> _Exercise objective_:
Scan the data for "price" and copy the lines it appears in.

BEGIN Supplied information

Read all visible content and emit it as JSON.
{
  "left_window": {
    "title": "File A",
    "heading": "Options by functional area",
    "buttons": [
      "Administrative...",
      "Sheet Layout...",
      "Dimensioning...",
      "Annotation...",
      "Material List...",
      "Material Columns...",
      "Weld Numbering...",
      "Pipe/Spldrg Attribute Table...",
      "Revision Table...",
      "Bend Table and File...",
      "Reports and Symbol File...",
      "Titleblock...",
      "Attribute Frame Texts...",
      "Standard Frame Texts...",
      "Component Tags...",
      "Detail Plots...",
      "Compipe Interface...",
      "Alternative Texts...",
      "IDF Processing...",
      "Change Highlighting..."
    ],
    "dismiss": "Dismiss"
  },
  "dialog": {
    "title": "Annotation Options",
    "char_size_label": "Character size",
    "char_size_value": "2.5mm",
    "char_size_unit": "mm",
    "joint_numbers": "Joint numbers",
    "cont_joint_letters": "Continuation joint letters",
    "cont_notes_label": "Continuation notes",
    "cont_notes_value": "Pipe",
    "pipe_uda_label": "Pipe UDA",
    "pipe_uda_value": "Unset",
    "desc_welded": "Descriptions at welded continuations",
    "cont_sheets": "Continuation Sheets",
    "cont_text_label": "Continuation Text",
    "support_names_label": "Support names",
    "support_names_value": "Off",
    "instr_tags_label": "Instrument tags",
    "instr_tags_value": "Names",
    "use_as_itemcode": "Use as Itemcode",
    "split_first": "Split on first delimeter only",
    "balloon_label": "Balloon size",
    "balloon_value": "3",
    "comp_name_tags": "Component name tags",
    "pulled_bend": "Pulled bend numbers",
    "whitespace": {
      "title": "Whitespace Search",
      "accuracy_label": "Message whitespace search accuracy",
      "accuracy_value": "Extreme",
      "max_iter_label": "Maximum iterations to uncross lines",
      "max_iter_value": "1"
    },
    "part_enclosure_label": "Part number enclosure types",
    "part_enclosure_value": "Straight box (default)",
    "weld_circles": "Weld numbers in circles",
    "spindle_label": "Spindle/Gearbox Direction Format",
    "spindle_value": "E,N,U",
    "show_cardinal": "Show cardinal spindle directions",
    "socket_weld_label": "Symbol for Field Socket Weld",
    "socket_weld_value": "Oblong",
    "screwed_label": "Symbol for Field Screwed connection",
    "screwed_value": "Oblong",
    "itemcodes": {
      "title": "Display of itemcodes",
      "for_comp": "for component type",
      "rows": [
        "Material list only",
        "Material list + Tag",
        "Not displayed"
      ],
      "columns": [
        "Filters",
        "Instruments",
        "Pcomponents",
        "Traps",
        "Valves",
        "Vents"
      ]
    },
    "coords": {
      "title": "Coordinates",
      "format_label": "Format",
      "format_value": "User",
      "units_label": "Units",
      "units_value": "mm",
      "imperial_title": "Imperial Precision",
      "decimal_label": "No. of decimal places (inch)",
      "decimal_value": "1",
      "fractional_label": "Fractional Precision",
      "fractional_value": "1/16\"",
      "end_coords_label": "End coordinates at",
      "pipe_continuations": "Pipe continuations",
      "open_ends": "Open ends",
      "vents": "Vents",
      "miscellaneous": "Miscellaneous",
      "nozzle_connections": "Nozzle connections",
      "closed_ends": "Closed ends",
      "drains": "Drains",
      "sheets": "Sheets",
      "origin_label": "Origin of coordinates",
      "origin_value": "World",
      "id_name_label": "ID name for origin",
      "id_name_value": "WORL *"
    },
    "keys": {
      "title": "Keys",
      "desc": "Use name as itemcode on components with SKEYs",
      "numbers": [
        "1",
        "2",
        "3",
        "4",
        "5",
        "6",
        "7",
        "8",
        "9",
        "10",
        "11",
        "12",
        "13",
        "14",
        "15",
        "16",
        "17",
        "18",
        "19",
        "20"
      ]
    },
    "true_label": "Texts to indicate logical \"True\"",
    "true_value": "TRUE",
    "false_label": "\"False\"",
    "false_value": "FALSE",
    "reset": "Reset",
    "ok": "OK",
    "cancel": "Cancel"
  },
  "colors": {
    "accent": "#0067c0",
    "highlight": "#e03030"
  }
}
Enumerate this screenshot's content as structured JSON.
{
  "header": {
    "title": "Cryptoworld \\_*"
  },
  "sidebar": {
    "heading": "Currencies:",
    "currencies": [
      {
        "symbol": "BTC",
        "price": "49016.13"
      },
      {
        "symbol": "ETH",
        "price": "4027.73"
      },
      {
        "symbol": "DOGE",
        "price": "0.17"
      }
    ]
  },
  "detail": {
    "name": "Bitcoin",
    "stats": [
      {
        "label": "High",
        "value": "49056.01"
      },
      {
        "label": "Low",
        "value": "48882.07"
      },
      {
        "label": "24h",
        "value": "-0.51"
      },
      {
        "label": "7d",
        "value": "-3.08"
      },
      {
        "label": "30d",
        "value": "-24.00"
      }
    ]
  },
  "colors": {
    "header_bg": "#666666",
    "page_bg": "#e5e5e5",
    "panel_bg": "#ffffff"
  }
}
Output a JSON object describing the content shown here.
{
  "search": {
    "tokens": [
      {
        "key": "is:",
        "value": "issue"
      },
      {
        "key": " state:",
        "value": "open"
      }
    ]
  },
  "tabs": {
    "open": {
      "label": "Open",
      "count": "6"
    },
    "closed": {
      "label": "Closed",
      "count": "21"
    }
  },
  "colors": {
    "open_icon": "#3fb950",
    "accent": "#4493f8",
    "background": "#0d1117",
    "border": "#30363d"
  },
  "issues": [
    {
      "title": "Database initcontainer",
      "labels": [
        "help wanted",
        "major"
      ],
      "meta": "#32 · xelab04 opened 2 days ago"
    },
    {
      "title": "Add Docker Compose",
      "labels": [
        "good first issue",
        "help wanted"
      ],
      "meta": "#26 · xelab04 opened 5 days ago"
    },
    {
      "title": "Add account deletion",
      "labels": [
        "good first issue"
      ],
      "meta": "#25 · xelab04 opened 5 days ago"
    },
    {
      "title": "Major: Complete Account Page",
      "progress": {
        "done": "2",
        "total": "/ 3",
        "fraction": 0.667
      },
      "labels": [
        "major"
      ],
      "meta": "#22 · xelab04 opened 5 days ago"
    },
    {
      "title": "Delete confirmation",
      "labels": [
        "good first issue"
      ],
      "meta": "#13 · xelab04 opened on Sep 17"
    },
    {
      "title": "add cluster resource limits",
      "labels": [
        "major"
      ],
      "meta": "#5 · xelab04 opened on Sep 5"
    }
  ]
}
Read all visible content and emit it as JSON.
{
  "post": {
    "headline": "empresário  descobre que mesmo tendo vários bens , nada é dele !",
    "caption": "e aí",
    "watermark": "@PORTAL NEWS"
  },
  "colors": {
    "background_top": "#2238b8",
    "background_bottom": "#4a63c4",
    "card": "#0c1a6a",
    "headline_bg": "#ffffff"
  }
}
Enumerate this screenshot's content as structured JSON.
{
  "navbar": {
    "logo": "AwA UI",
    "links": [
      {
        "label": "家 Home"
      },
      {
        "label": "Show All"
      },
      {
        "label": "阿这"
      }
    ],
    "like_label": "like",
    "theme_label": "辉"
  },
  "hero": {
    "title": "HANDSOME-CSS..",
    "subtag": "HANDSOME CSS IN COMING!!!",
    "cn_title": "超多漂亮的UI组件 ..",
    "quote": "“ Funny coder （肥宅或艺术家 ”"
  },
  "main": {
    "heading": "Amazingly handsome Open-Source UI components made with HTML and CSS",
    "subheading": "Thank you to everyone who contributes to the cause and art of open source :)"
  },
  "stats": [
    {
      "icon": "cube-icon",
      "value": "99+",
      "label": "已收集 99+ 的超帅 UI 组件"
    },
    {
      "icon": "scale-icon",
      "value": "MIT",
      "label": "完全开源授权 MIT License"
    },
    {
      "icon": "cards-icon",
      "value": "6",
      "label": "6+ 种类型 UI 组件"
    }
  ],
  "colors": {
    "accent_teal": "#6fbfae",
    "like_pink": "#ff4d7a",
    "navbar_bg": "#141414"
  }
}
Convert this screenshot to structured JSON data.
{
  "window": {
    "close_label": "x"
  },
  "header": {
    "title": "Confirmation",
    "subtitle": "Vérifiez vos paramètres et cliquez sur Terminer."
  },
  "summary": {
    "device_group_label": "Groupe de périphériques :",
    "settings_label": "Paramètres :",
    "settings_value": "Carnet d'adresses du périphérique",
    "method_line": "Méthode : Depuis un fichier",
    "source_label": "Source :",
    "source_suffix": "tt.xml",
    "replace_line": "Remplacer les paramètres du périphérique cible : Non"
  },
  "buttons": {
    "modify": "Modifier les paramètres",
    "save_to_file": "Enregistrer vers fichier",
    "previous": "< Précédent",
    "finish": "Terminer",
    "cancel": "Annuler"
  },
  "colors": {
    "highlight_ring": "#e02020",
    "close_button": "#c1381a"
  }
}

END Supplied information

> _Response area_:
        "price": "49016.13"
        "price": "4027.73"
        "price": "0.17"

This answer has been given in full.